With a sense that I’d explored all the options out there, the Cthulhu Mythos had fallen off my radar a bit (it was probably already slipping by 2013, which may well be why part of why I didn’t get Eldritch Horror. Then, early in 2016, I heard the first rumours of something stirring in the depths.
Pandemic: Reign of Cthulhu is still a name which annoys me: it feels like a cash grab, (and reminds me of a very frustrating day of Games Demonstration trying to explain Batman Love Letter to lots of people who had never heard of Love Letter).
However, the game – let’s just call it “Reign of Cthulhu” – looks great. It has a lot of the things that made Pandemic such a good game in the first place, including things included in the core box which only became part of Pandemic in expansions and later editions (the penalties for controlling insane characters feel a lot like the scars you can acquire in Pandemic Legacy). More to the point, Reign of Cthulhu has things which are unique to the game (Shoggoths, Ancient Ones, Gates) which give it a really good atmosphere. Having got to try this once at UK Games Expo, I’ve been on high alert since the end of July, waiting for this one to appear on general release.
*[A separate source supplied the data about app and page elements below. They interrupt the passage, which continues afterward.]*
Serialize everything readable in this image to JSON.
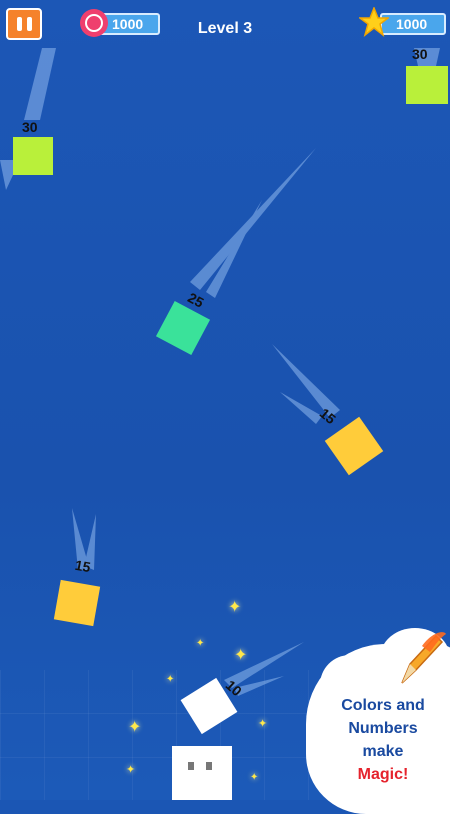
{
  "hud": {
    "timer_value": "1000",
    "level_label": "Level 3",
    "stars_value": "1000",
    "icons": {
      "pause": "pause-icon",
      "timer": "clock-icon",
      "stars": "star-icon"
    },
    "colors": {
      "pause_bg": "#f5822b",
      "pill_bg": "#4aa6ec",
      "clock_bg": "#ef3f6e",
      "star": "#ffcf1a"
    }
  },
  "blocks": [
    {
      "number": "30",
      "color": "#b9f03a"
    },
    {
      "number": "30",
      "color": "#b9f03a"
    },
    {
      "number": "25",
      "color": "#3ae29a"
    },
    {
      "number": "15",
      "color": "#ffcc3a"
    },
    {
      "number": "15",
      "color": "#ffcc3a"
    },
    {
      "number": "10",
      "color": "#ffffff"
    }
  ],
  "promo": {
    "line1": "Colors and",
    "line2": "Numbers",
    "line3": "make",
    "line4": "Magic!",
    "icon": "pencil-icon"
  }
}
It was whilst I was in this heightened state of alert, that something completely unexpected caught my eye – Mansions of Madness: 2nd edition. In a climate where games are typically trailed and hyped for months, there was less than a fortnight between Fantasy Flight announcing this game, and it being available for buyers at GenCon. Crucially, this second-edition uses an app to take over the role of the Gatekeeper, making it possible to play the game solo, making it fully co-op when played with any size of group, and allowing for new creativity in areas like an expanding map-board. This was an approach FFG had taken with Descent (a game I’m still keeping an eye out for) My interest was piqued, and when I managed to snag a review copy of it, the final hurdle (the £90 price-tag) was cleared.
Whilst I waited for Pandemic and Mansions, I turned my attention back to the LCG, and was reluctantly preparing to move it along. The very day I had made the note for myself to sort through the game ready for selling, I discovered that Cthulhu Mythos games are indeed like buses, and all come along at once – an announcement from Fantasy Flight of a new cooperative Arkham LCG coming this winter. In something of a dry spell for me on the Lord of the Rings LCG (expansion fatigue/analysis paralysis from a card-pool that has got very big after 5 years, in a game that just keeps getting harder). Right now, the prospect of a new, co-op, Cthulhu LCG was about the best conjunction of events I could have wished for.
Mansions I was told I could have a review copy of; Pandemic I’m hoping to do the same with (admittedly, other people may have the same idea, so there’s certainly no guarantee). The LCG is a little way off yet, and I’ve no idea whether a review copy will even be a possibility, but being a living card game, it’s probably something I’d need to make a medium-term commitment to rather than just getting a single core set.
Mansions 2.0, Reign of Cthulhu, Arkham LCG. Perhaps any, or all, (or none) of these will finally be the Cthulhu game that becomes a regular favourite for us. Either way, I’ll make sure to report back here once I know – unless of course I’m driven mad first…